- **Available data**:

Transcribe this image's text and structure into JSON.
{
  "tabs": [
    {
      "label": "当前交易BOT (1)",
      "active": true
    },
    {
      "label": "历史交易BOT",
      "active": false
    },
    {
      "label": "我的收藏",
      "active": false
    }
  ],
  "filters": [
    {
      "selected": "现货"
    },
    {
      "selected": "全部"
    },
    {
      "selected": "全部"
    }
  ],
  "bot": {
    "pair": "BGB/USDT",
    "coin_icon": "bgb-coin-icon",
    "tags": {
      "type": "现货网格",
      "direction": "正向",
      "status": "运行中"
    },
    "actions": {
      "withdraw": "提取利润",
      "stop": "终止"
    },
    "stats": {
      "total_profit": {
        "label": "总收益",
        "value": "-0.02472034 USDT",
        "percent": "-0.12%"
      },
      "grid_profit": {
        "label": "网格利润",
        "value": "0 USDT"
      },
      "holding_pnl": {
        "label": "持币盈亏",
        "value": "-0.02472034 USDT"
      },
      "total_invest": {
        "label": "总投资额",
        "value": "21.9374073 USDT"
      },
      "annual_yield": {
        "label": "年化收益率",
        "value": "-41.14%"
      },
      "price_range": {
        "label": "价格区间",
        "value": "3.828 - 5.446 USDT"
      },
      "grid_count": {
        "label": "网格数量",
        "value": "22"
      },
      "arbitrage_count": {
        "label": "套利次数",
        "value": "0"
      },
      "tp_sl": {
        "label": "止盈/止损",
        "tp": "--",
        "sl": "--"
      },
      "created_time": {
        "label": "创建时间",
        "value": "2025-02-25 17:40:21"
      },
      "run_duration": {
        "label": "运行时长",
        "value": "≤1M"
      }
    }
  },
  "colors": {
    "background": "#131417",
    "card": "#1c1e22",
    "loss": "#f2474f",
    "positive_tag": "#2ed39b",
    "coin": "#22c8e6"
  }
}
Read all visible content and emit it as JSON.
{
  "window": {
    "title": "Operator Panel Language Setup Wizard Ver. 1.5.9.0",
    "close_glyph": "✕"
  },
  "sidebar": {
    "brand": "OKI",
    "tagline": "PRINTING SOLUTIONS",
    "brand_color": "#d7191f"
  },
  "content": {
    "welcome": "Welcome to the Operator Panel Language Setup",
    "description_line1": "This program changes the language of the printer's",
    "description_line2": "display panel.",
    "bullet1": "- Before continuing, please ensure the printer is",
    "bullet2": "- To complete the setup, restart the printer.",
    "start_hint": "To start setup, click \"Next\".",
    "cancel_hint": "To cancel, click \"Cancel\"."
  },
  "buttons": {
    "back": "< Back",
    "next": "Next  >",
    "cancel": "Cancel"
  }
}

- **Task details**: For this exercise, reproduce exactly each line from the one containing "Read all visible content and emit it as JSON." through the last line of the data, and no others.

- **The completed task**:
Read all visible content and emit it as JSON.
{
  "window": {
    "title": "Operator Panel Language Setup Wizard Ver. 1.5.9.0",
    "close_glyph": "✕"
  },
  "sidebar": {
    "brand": "OKI",
    "tagline": "PRINTING SOLUTIONS",
    "brand_color": "#d7191f"
  },
  "content": {
    "welcome": "Welcome to the Operator Panel Language Setup",
    "description_line1": "This program changes the language of the printer's",
    "description_line2": "display panel.",
    "bullet1": "- Before continuing, please ensure the printer is",
    "bullet2": "- To complete the setup, restart the printer.",
    "start_hint": "To start setup, click \"Next\".",
    "cancel_hint": "To cancel, click \"Cancel\"."
  },
  "buttons": {
    "back": "< Back",
    "next": "Next  >",
    "cancel": "Cancel"
  }
}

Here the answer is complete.